If you go to an automobile dealership and you decide that you absolutely have to a particular car chances are you will overpay for it. If the salesman senses that you won’t walk away from the deal he will try to get top dollar for the car knowing that when all is said and done you will pay whatever it takes to get the car.
This principal of the needing to have a willingness to walk away from a deal applies to all levels of negotiation including real estate, business mergers, purchasing deals—and sports contracts.
While the overriding message of the Scot McCloughan had to say yesterday about contract negotiations with Kirk Cousins was that he is confiden that a deal will get done, he added something interesting to the narrative.
“We're going to figure it out,” he said at Ryan Kerrigan’s charity golf tournament on Monday. “If it’s not by July 15, don’t worry. We’ll get something figured out.”
The key here is the part about “if it’s not by July 15”. That is McCloughan saying that he doesn’t view the possibility that the deadline for getting a new deal done by the deadline as some sort of catastrophe. In other words, if they are negotiating as crunch time gets close Mike McCartney, who is Cousins’ agent, needs to believe that he can’t expect the Redskins to suddenly cave in out of desperation to get a deal done.

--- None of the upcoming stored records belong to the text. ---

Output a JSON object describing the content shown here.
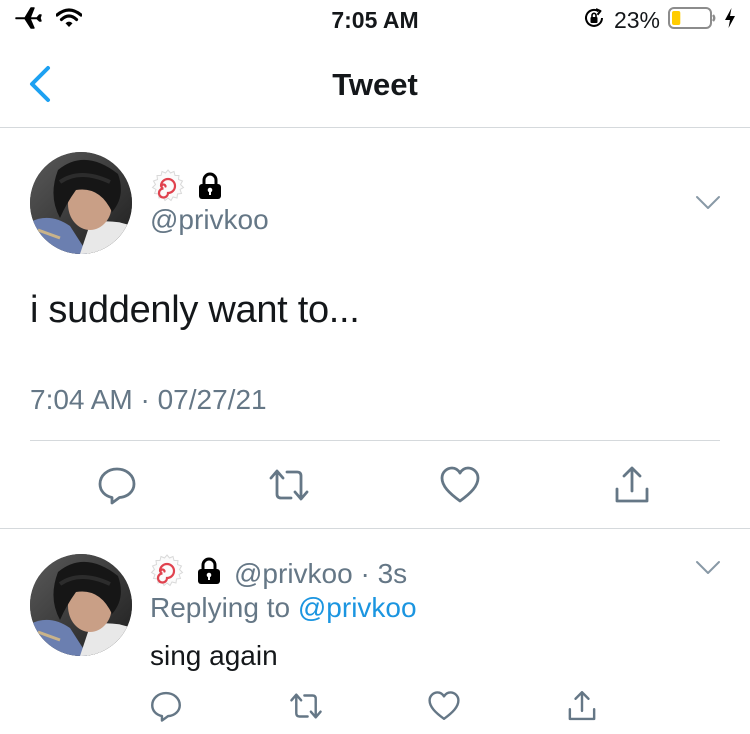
{
  "status_bar": {
    "time": "7:05 AM",
    "battery_percent": "23%",
    "icons": [
      "airplane-icon",
      "wifi-icon",
      "orientation-lock-icon",
      "battery-icon",
      "charging-bolt-icon"
    ],
    "battery_fill_fraction": 0.23,
    "battery_fill_color": "#ffcc00"
  },
  "nav": {
    "title": "Tweet",
    "back_icon": "chevron-left-icon",
    "accent_color": "#1da1f2"
  },
  "main_tweet": {
    "handle": "@privkoo",
    "badges": [
      "fishcake-emoji-icon",
      "lock-icon"
    ],
    "text": "i suddenly want to...",
    "timestamp": "7:04 AM · 07/27/21",
    "actions": [
      "reply-icon",
      "retweet-icon",
      "like-icon",
      "share-icon"
    ]
  },
  "reply_tweet": {
    "handle": "@privkoo",
    "age": "· 3s",
    "replying_prefix": "Replying to",
    "replying_to": "@privkoo",
    "text": "sing again",
    "badges": [
      "fishcake-emoji-icon",
      "lock-icon"
    ],
    "actions": [
      "reply-icon",
      "retweet-icon",
      "like-icon",
      "share-icon"
    ]
  }
}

As for Cousins, he has made it clear that he is not anxious to get a deal done. He has indicated that he would be perfectly happy to make $20 million this year and revisit the whole contract situation in 2017.
“Whether it’s a one-year deal of a 10-year deal you have to go out and prove it every game, every year,” Cousins said yesterday. “I feel very stabilized in my role and just excited to take advantage of the opportunity I have before me.”
So it appears that Cousins will not make a deal out of desperation either. With both sides being willing to walk away from the table empty handed negotiations should be tough but fair. That is no guarantee that a deal gets done but there seem to be plenty of incentives on both sides to hammer out an agreement.